I attended panels on the writer's track (yep, it's a thing). Writers like Kevin J. Anderson, Sherilyn Kenyon, David B. Coe, Janny Wurtz, and other writers you may recognize, speak about their experiences, give advice, and answer questions from us nobodies, who want to be somebodies (cue Marilyn Manson).
Most of the panels I attended were on marketing/PR (there is a blurry but definable difference: Marketing is designed to get people/companies interested in buying your product, and typically involves buying ads, materials, designing attractive book covers, etc., while Public Relations is generally about communication designed to promote your brand. That's interviews, managing a website/blog, networking, getting beta readers to review your book, stuff like that. This is overly-simplistic - it's all about getting people to buy what you're selling - and as I said, the line blurs on the two. But I think you get the picture), and I learned a few things. Here are a few things you might find useful.
First thing: If you don't have a website, get one. This falls under the heading of "Don't expect your publisher (if you have one) to do much (or any) of the marketing for you. In fact, they typically expect you to have a sales "platform" which includes a website for you to sell yourself, and your product on. Don't make that site the product (i.e., your book). Because, unless you plan on being a one-hit wonder, you're going to write more books, and then you're faced with either completely overhauling your current website, or creating a new one. (Can you imagine if Stephen King or James Patterson had a different website for every book they'd written???) On that website, you want to have, in addition to your longer bio, a short one that, say, Barnes & Noble, or your local cafe, or a podcast, can lift and share, if you do an interview or a book signing. For that same reason, you want to have a picture of yourself, and of your book(s), and the links to all of your social media. Look around my site. You'll see I've included that stuff on my home page.
Your website/blog should not be a constant hammering about your book(s) either. In this age of social media, where people post the most intimate details of their lives on a daily basis, people want to be invested in you, not just your product. If you get them to care about you, they will be more likely to have a vested interested in your success. Yes, as writers, we tend to be introverted, and grit our teeth at the time taken away from writing to actually talk to people. But think about it. What are YOU more likely to respond to: people who spam you with "Buy my book, buy my book!" or someone who's got the same interests and personality as you, whose posts you look forward to reading, because they make you think, or laugh, or whatever, who then says, "Hey, by the way, my book is coming out. It's about (whatever). You should give it a try?
The last thing I'll share, is about managing social media. First off: you do NOT have to have a presence on every freaking platform that exists. But you should have a presence on at least one. Pick the one that you like the most. The panel members I heard speaking all seemed to agree on Instagram and Twitter (in that order) as their favorites. They also happen to be mine. But they also emphasized that whatever your favorite is, is what you should use. If you feel like the platform you're using is painful, it will come off that way. At the very least, it will seem insincere, and more "spammy." And you can use social media manager apps like hootsuite to help you keep from going crazy.

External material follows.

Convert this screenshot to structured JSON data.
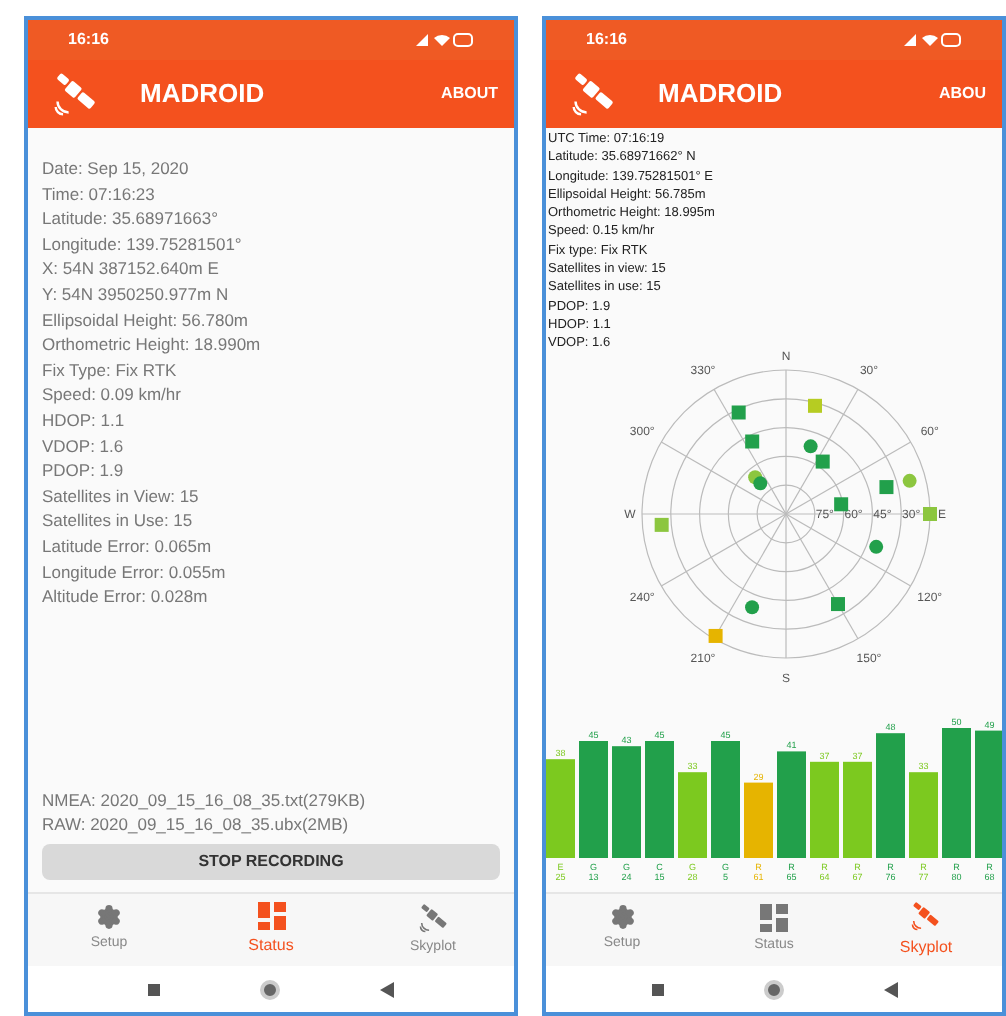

Also, use lots of hashtags on those platforms. It's how people who may have no idea who you are, may be able to find your work. Let's say there are groups of flying saucer enthusiasts, or sci-fi writers, or whatever, who all post pictures and other interesting things to the hashtag #flyingsaucers. And let's further say that you write a book about flying saucers, and write a post about that book that includes #flyingsaucers? Well, guess what? Your post - and the posts of ALL the people who have used that hashtag, will appear together. You're now linked to them. And all of those people will now be able to see your post about your book about a subject that they are passionate about. And anyone not of those groups, who happens to come across one post, then clicks on the hashtag, will suddenly be able to see all of those posts, including yours. See the possibilities? I tested it today: I posted something about my novel on Instagram to #bookstagram, and various horror hashtags. And no longer than 5 minutes passed after I hit post, that someone from France, England, and at least one book group, had liked my post, and/or followed me. Those are people who never would have otherwise known the first thing about me, who will now get my posts, and, if I peak their interest enough, may decide to buy my book.
These are just a few things that you can be doing better to make yourself more visible to potential fans, and more likely to reel them in. Again, as writers, I know the first instinct is to shun anything that isn't about the actual process of writing. But if you want to do this for a living, then you'd better start treating this like the business that it is. Suck it up, and do it! Small steps like these can mean the difference between a successful career, and a failed one!